* _Working data_
□ □ □
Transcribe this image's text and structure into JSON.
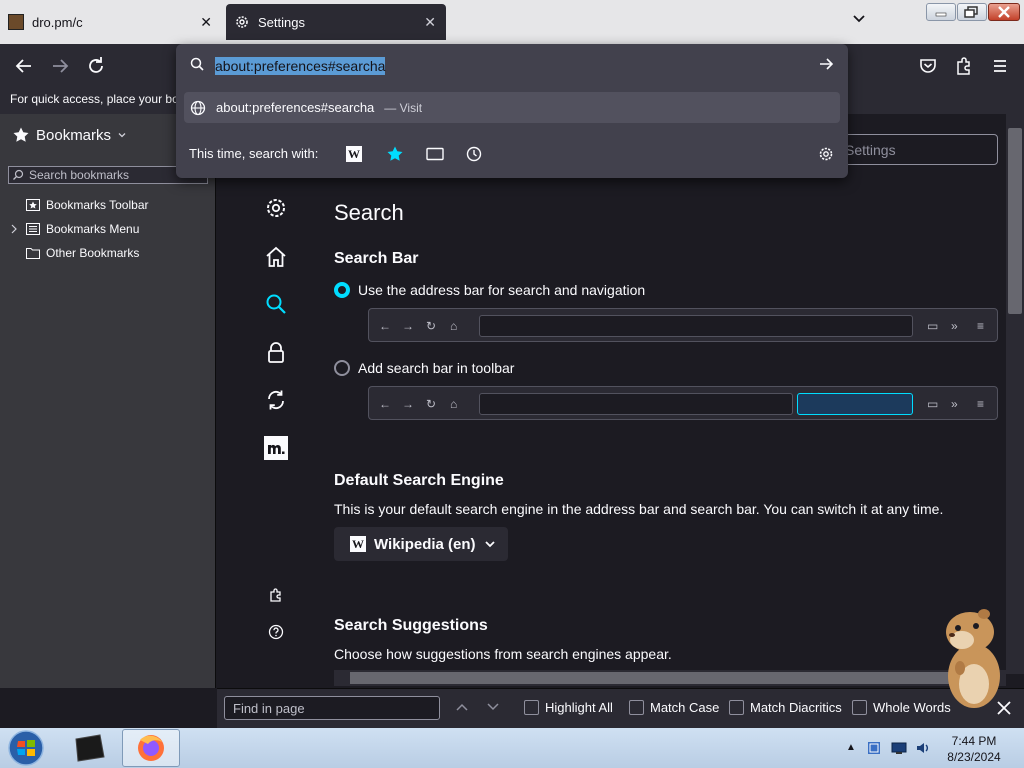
{
  "tabs": [
    {
      "title": "dro.pm/c",
      "active": false
    },
    {
      "title": "Settings",
      "active": true
    }
  ],
  "urlbar": {
    "value": "about:preferences#searcha",
    "suggestion": "about:preferences#searcha",
    "suggestion_suffix": "— Visit",
    "oneoff_label": "This time, search with:"
  },
  "bookmarks_toolbar_hint": "For quick access, place your boo",
  "sidebar": {
    "title": "Bookmarks",
    "search_placeholder": "Search bookmarks",
    "items": [
      {
        "label": "Bookmarks Toolbar"
      },
      {
        "label": "Bookmarks Menu"
      },
      {
        "label": "Other Bookmarks"
      }
    ]
  },
  "prefs": {
    "find_placeholder": "Settings",
    "title": "Search",
    "search_bar_heading": "Search Bar",
    "radio1": "Use the address bar for search and navigation",
    "radio2": "Add search bar in toolbar",
    "default_engine_heading": "Default Search Engine",
    "default_engine_desc": "This is your default search engine in the address bar and search bar. You can switch it at any time.",
    "engine": "Wikipedia (en)",
    "suggestions_heading": "Search Suggestions",
    "suggestions_desc": "Choose how suggestions from search engines appear."
  },
  "findbar": {
    "placeholder": "Find in page",
    "highlight_all": "Highlight All",
    "match_case": "Match Case",
    "match_diacritics": "Match Diacritics",
    "whole_words": "Whole Words"
  },
  "taskbar": {
    "time": "7:44 PM",
    "date": "8/23/2024"
  },
  "colors": {
    "accent": "#00ddff",
    "selection": "#5b9bd5"
  }
}
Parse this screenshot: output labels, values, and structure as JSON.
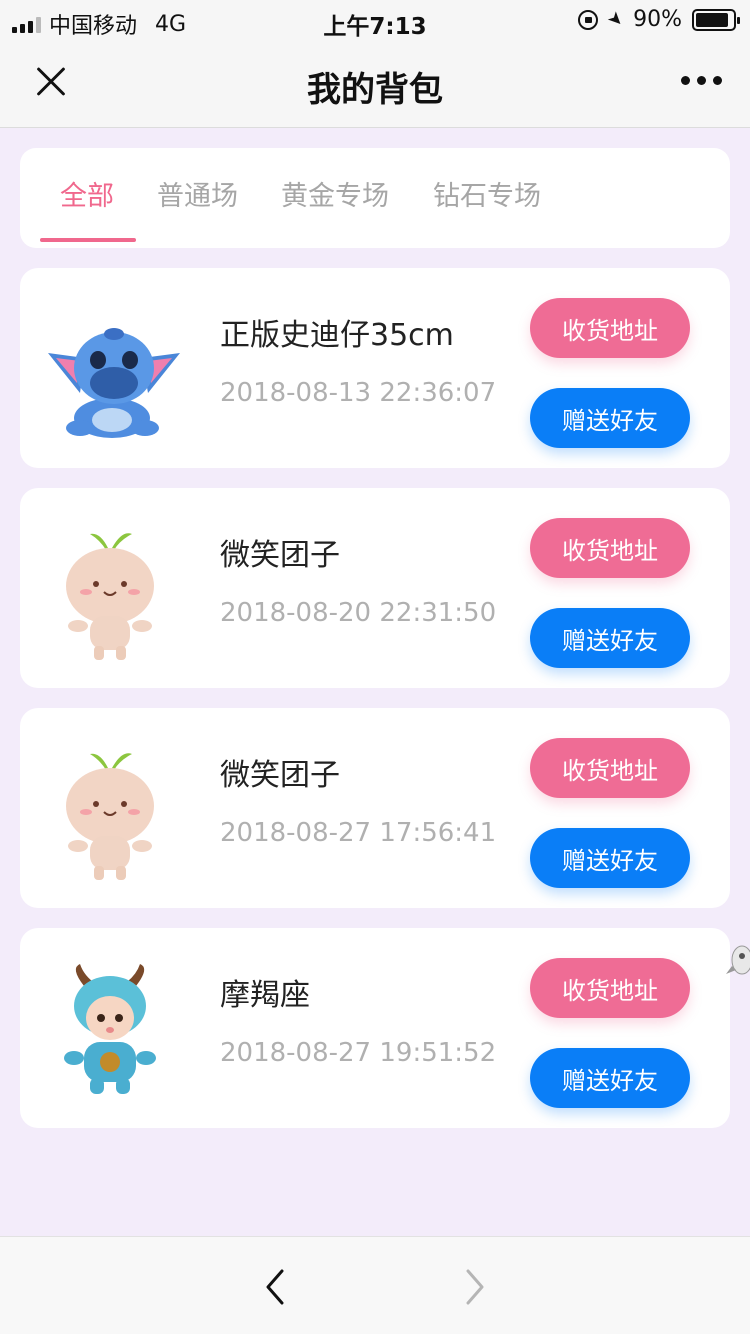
{
  "status_bar": {
    "carrier": "中国移动",
    "network": "4G",
    "time": "上午7:13",
    "battery": "90%",
    "battery_level": 0.9
  },
  "nav": {
    "title": "我的背包",
    "close_icon": "close-icon",
    "more_icon": "more-icon"
  },
  "tabs": [
    {
      "label": "全部",
      "active": true
    },
    {
      "label": "普通场",
      "active": false
    },
    {
      "label": "黄金专场",
      "active": false
    },
    {
      "label": "钻石专场",
      "active": false
    }
  ],
  "items": [
    {
      "name": "正版史迪仔35cm",
      "date": "2018-08-13 22:36:07",
      "address_label": "收货地址",
      "gift_label": "赠送好友",
      "image": "stitch-plush"
    },
    {
      "name": "微笑团子",
      "date": "2018-08-20 22:31:50",
      "address_label": "收货地址",
      "gift_label": "赠送好友",
      "image": "smile-dumpling-plush"
    },
    {
      "name": "微笑团子",
      "date": "2018-08-27 17:56:41",
      "address_label": "收货地址",
      "gift_label": "赠送好友",
      "image": "smile-dumpling-plush"
    },
    {
      "name": "摩羯座",
      "date": "2018-08-27 19:51:52",
      "address_label": "收货地址",
      "gift_label": "赠送好友",
      "image": "capricorn-doll"
    }
  ],
  "colors": {
    "accent_pink": "#ef6c95",
    "accent_blue": "#0a7ef7",
    "page_bg": "#f3ecfa"
  },
  "bottom_bar": {
    "back_icon": "chevron-left-icon",
    "forward_icon": "chevron-right-icon"
  }
}
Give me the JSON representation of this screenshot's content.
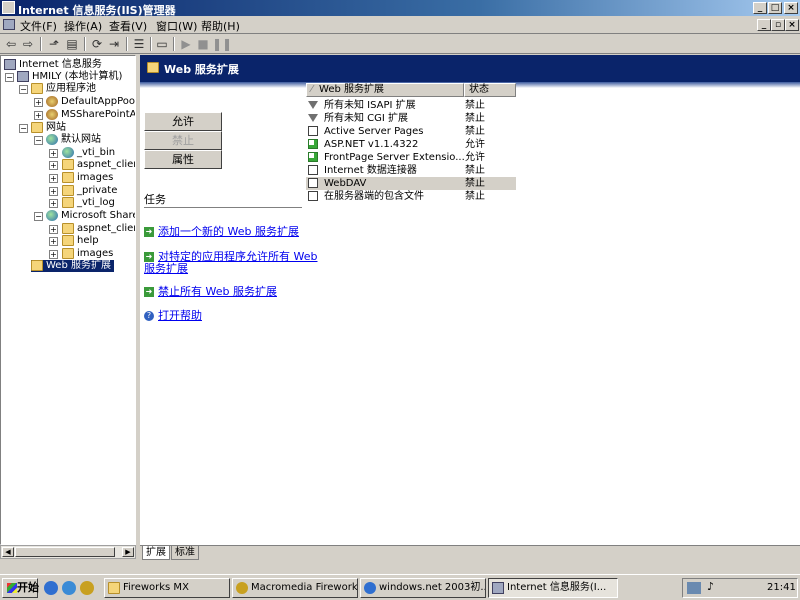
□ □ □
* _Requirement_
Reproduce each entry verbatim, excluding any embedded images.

* _Output of the task_
Transcribe this image's text and structure into JSON.
{
  "tabs": [
    {
      "title": "dro.pm/c",
      "active": false
    },
    {
      "title": "Settings",
      "active": true
    }
  ],
  "urlbar": {
    "value": "about:preferences#searcha",
    "suggestion": "about:preferences#searcha",
    "suggestion_suffix": "— Visit",
    "oneoff_label": "This time, search with:"
  },
  "bookmarks_toolbar_hint": "For quick access, place your boo",
  "sidebar": {
    "title": "Bookmarks",
    "search_placeholder": "Search bookmarks",
    "items": [
      {
        "label": "Bookmarks Toolbar"
      },
      {
        "label": "Bookmarks Menu"
      },
      {
        "label": "Other Bookmarks"
      }
    ]
  },
  "prefs": {
    "find_placeholder": "Settings",
    "title": "Search",
    "search_bar_heading": "Search Bar",
    "radio1": "Use the address bar for search and navigation",
    "radio2": "Add search bar in toolbar",
    "default_engine_heading": "Default Search Engine",
    "default_engine_desc": "This is your default search engine in the address bar and search bar. You can switch it at any time.",
    "engine": "Wikipedia (en)",
    "suggestions_heading": "Search Suggestions",
    "suggestions_desc": "Choose how suggestions from search engines appear."
  },
  "findbar": {
    "placeholder": "Find in page",
    "highlight_all": "Highlight All",
    "match_case": "Match Case",
    "match_diacritics": "Match Diacritics",
    "whole_words": "Whole Words"
  },
  "taskbar": {
    "time": "7:44 PM",
    "date": "8/23/2024"
  },
  "colors": {
    "accent": "#00ddff",
    "selection": "#5b9bd5"
  }
}
Parse this screenshot: output labels, values, and structure as JSON.
{
  "status_bar": {
    "carrier": "中国移动",
    "network": "4G",
    "time": "上午7:13",
    "battery": "90%",
    "battery_level": 0.9
  },
  "nav": {
    "title": "我的背包",
    "close_icon": "close-icon",
    "more_icon": "more-icon"
  },
  "tabs": [
    {
      "label": "全部",
      "active": true
    },
    {
      "label": "普通场",
      "active": false
    },
    {
      "label": "黄金专场",
      "active": false
    },
    {
      "label": "钻石专场",
      "active": false
    }
  ],
  "items": [
    {
      "name": "正版史迪仔35cm",
      "date": "2018-08-13 22:36:07",
      "address_label": "收货地址",
      "gift_label": "赠送好友",
      "image": "stitch-plush"
    },
    {
      "name": "微笑团子",
      "date": "2018-08-20 22:31:50",
      "address_label": "收货地址",
      "gift_label": "赠送好友",
      "image": "smile-dumpling-plush"
    },
    {
      "name": "微笑团子",
      "date": "2018-08-27 17:56:41",
      "address_label": "收货地址",
      "gift_label": "赠送好友",
      "image": "smile-dumpling-plush"
    },
    {
      "name": "摩羯座",
      "date": "2018-08-27 19:51:52",
      "address_label": "收货地址",
      "gift_label": "赠送好友",
      "image": "capricorn-doll"
    }
  ],
  "colors": {
    "accent_pink": "#ef6c95",
    "accent_blue": "#0a7ef7",
    "page_bg": "#f3ecfa"
  },
  "bottom_bar": {
    "back_icon": "chevron-left-icon",
    "forward_icon": "chevron-right-icon"
  }
}
Give me the JSON representation of this screenshot's content.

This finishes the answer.